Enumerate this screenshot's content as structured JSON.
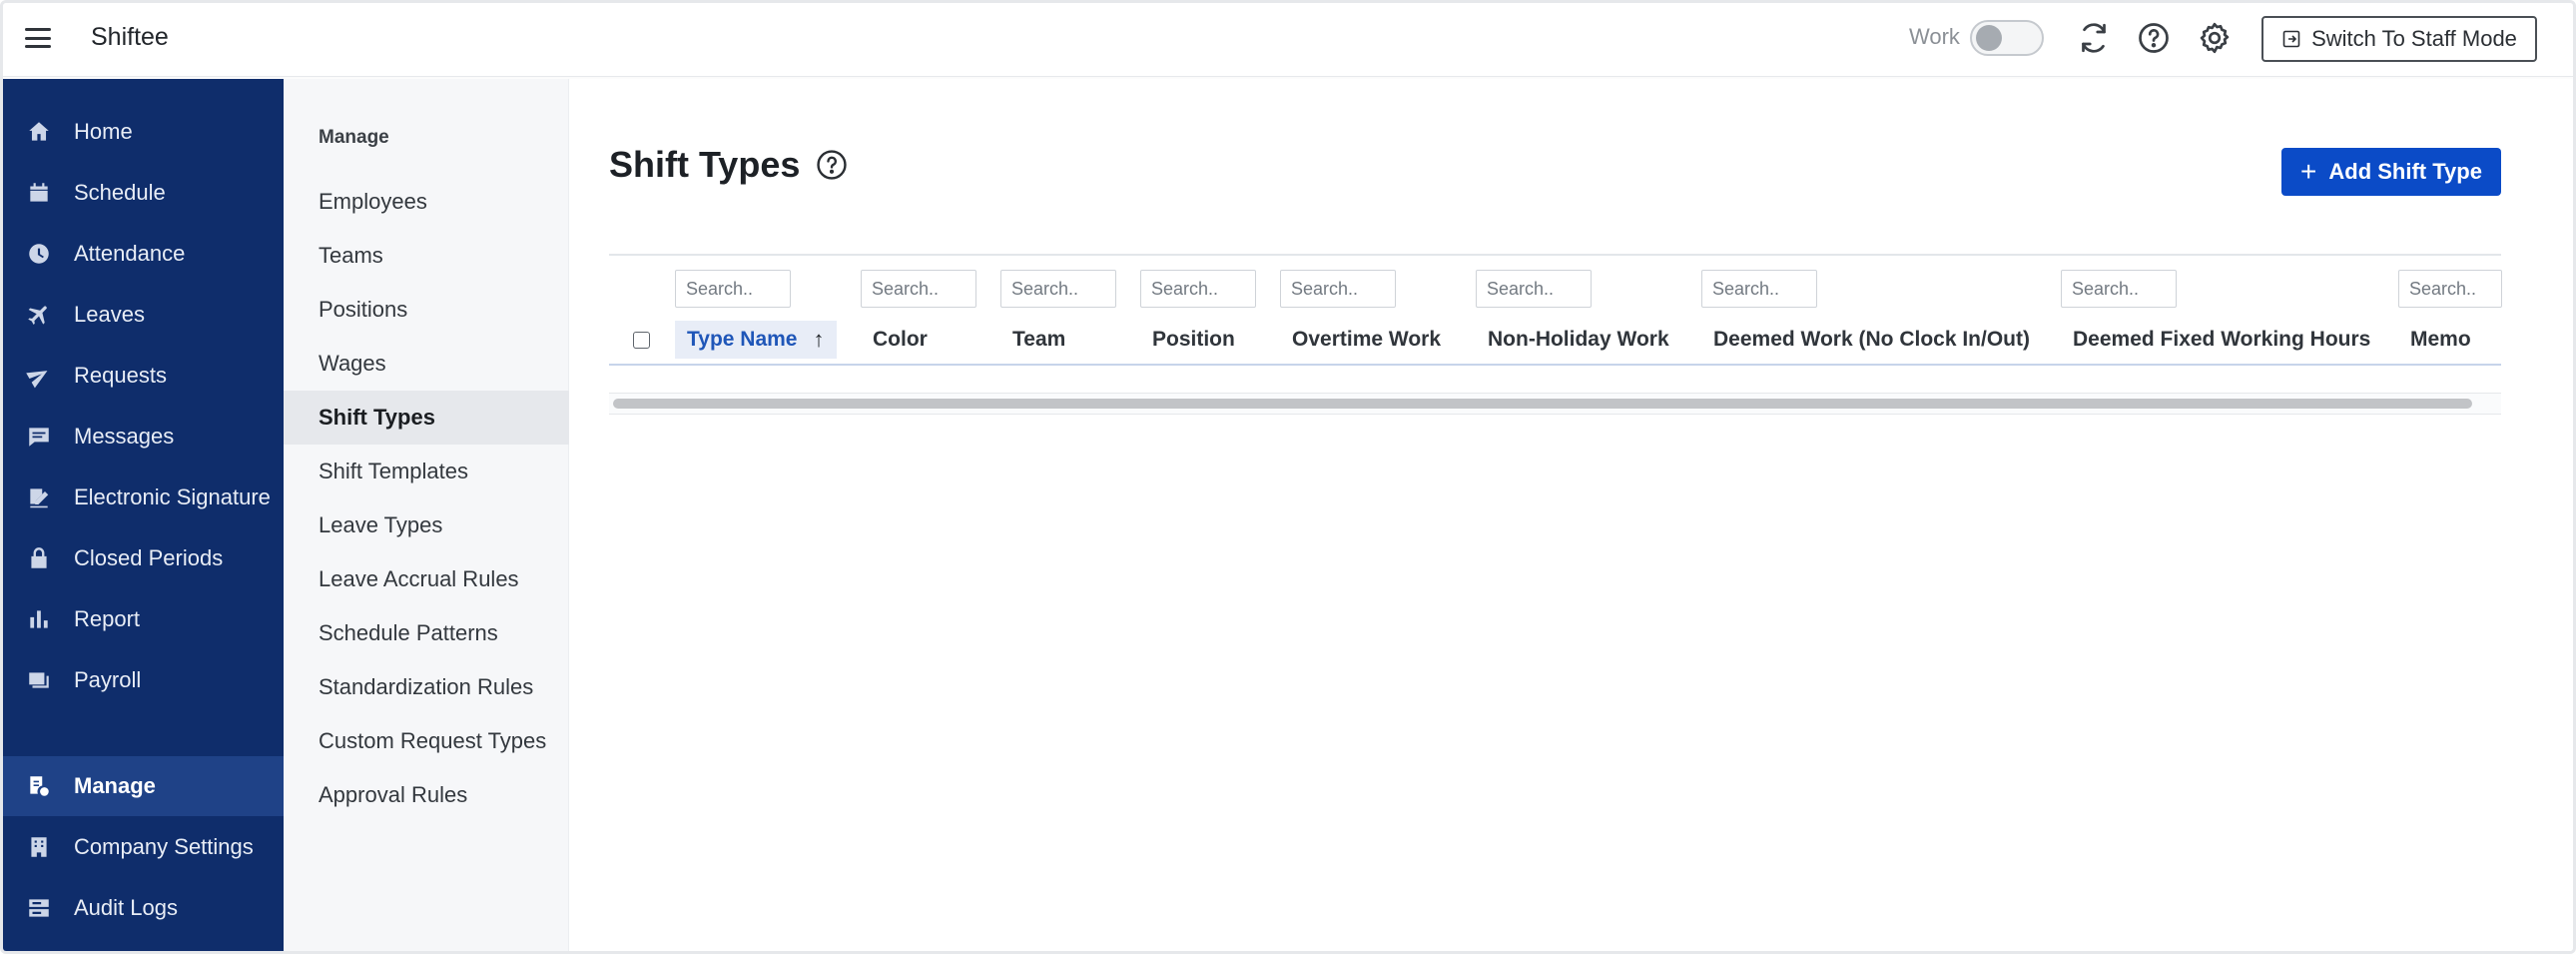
{
  "app": {
    "brand": "Shiftee"
  },
  "topbar": {
    "work_label": "Work",
    "work_toggle_on": false,
    "icons": [
      "refresh-icon",
      "help-icon",
      "gear-icon"
    ],
    "switch_button_label": "Switch To Staff Mode"
  },
  "sidebar": {
    "items": [
      {
        "label": "Home",
        "icon": "home-icon"
      },
      {
        "label": "Schedule",
        "icon": "calendar-icon"
      },
      {
        "label": "Attendance",
        "icon": "clock-icon"
      },
      {
        "label": "Leaves",
        "icon": "airplane-icon"
      },
      {
        "label": "Requests",
        "icon": "send-icon"
      },
      {
        "label": "Messages",
        "icon": "message-icon"
      },
      {
        "label": "Electronic Signature",
        "icon": "signature-icon"
      },
      {
        "label": "Closed Periods",
        "icon": "lock-icon"
      },
      {
        "label": "Report",
        "icon": "bar-chart-icon"
      },
      {
        "label": "Payroll",
        "icon": "payroll-icon"
      },
      {
        "label": "Manage",
        "icon": "manage-icon",
        "active": true
      },
      {
        "label": "Company Settings",
        "icon": "building-icon"
      },
      {
        "label": "Audit Logs",
        "icon": "audit-log-icon"
      }
    ]
  },
  "subnav": {
    "heading": "Manage",
    "items": [
      {
        "label": "Employees"
      },
      {
        "label": "Teams"
      },
      {
        "label": "Positions"
      },
      {
        "label": "Wages"
      },
      {
        "label": "Shift Types",
        "active": true
      },
      {
        "label": "Shift Templates"
      },
      {
        "label": "Leave Types"
      },
      {
        "label": "Leave Accrual Rules"
      },
      {
        "label": "Schedule Patterns"
      },
      {
        "label": "Standardization Rules"
      },
      {
        "label": "Custom Request Types"
      },
      {
        "label": "Approval Rules"
      }
    ]
  },
  "main": {
    "title": "Shift Types",
    "add_button_label": "Add Shift Type",
    "search_placeholder": "Search..",
    "columns": [
      {
        "label": "Type Name",
        "sorted": "asc"
      },
      {
        "label": "Color"
      },
      {
        "label": "Team"
      },
      {
        "label": "Position"
      },
      {
        "label": "Overtime Work"
      },
      {
        "label": "Non-Holiday Work"
      },
      {
        "label": "Deemed Work (No Clock In/Out)"
      },
      {
        "label": "Deemed Fixed Working Hours"
      },
      {
        "label": "Memo"
      }
    ],
    "rows": []
  },
  "colors": {
    "sidebar_bg": "#0f2d6b",
    "sidebar_active": "#1f4287",
    "accent": "#0b4bc7",
    "sorted_header_text": "#1f56b8"
  }
}
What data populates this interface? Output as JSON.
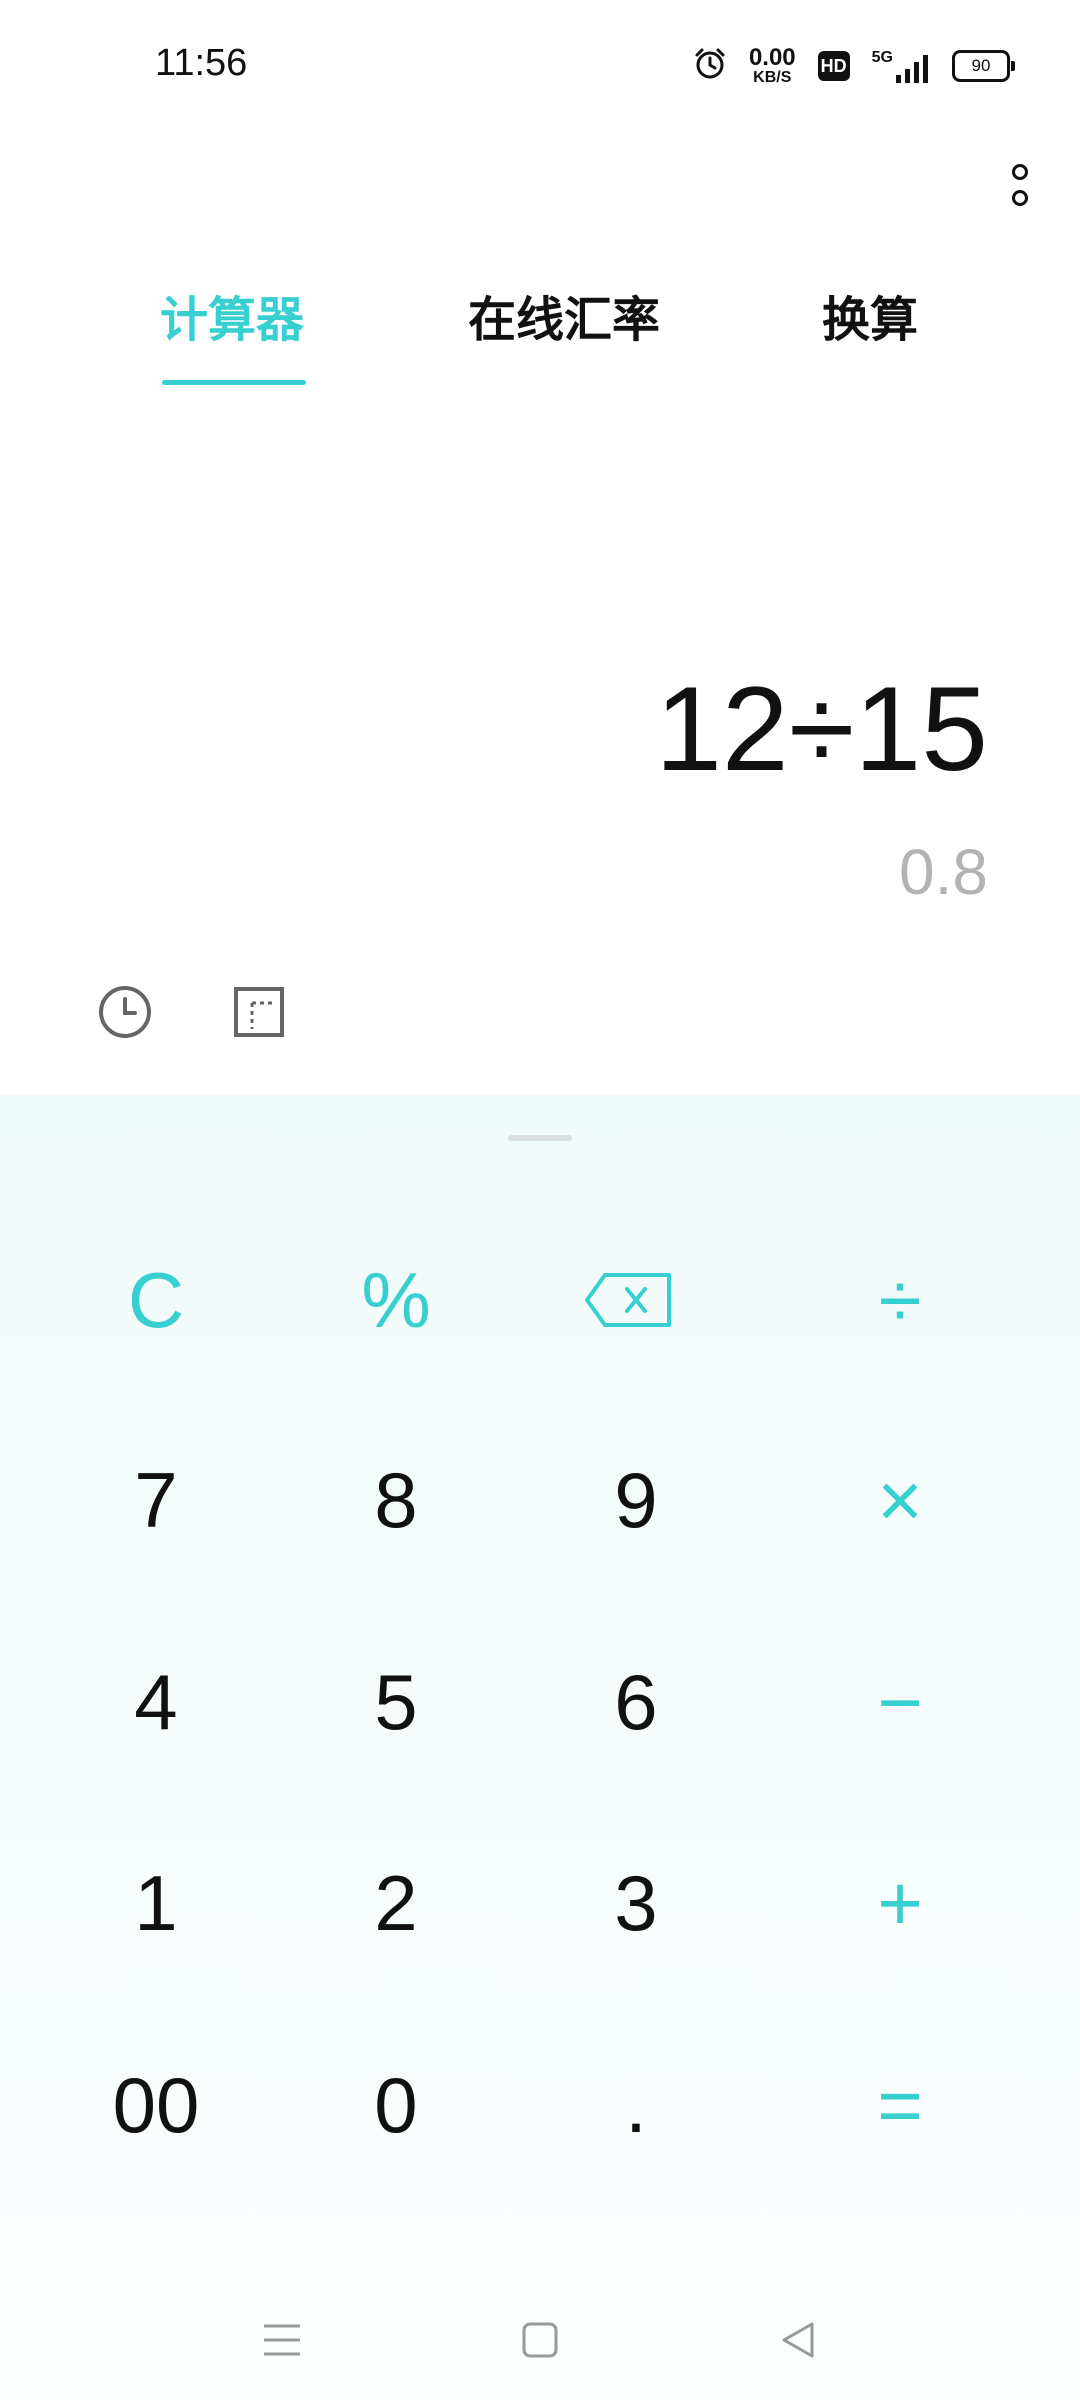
{
  "status_bar": {
    "time": "11:56",
    "net_speed_value": "0.00",
    "net_speed_unit": "KB/S",
    "hd_label": "HD",
    "network_label": "5G",
    "battery_level": "90",
    "icons": [
      "alarm-clock-icon",
      "hd-icon",
      "signal-5g-icon",
      "battery-icon"
    ]
  },
  "menu": {
    "icon": "more-vertical-icon"
  },
  "tabs": [
    {
      "label": "计算器",
      "active": true
    },
    {
      "label": "在线汇率",
      "active": false
    },
    {
      "label": "换算",
      "active": false
    }
  ],
  "display": {
    "expression": "12÷15",
    "result": "0.8"
  },
  "tools": [
    "history-icon",
    "scientific-mode-icon"
  ],
  "keypad": {
    "rows": [
      [
        {
          "label": "C",
          "name": "clear"
        },
        {
          "label": "%",
          "name": "percent"
        },
        {
          "label": "",
          "name": "backspace",
          "icon": "backspace-icon"
        },
        {
          "label": "÷",
          "name": "divide"
        }
      ],
      [
        {
          "label": "7",
          "name": "digit-7"
        },
        {
          "label": "8",
          "name": "digit-8"
        },
        {
          "label": "9",
          "name": "digit-9"
        },
        {
          "label": "×",
          "name": "multiply"
        }
      ],
      [
        {
          "label": "4",
          "name": "digit-4"
        },
        {
          "label": "5",
          "name": "digit-5"
        },
        {
          "label": "6",
          "name": "digit-6"
        },
        {
          "label": "−",
          "name": "subtract"
        }
      ],
      [
        {
          "label": "1",
          "name": "digit-1"
        },
        {
          "label": "2",
          "name": "digit-2"
        },
        {
          "label": "3",
          "name": "digit-3"
        },
        {
          "label": "+",
          "name": "add"
        }
      ],
      [
        {
          "label": "00",
          "name": "double-zero"
        },
        {
          "label": "0",
          "name": "digit-0"
        },
        {
          "label": ".",
          "name": "decimal-point"
        },
        {
          "label": "=",
          "name": "equals"
        }
      ]
    ]
  },
  "nav_bar": [
    "menu-lines-icon",
    "home-square-icon",
    "back-triangle-icon"
  ],
  "colors": {
    "accent": "#37cfcf",
    "result_text": "#b3b3b3",
    "keypad_background": "#f1fafa"
  }
}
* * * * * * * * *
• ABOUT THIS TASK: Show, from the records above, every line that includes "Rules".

• RESULT BELOW:
        "label": "Leave Accrual Rules"
        "label": "Standardization Rules"
        "label": "Approval Rules"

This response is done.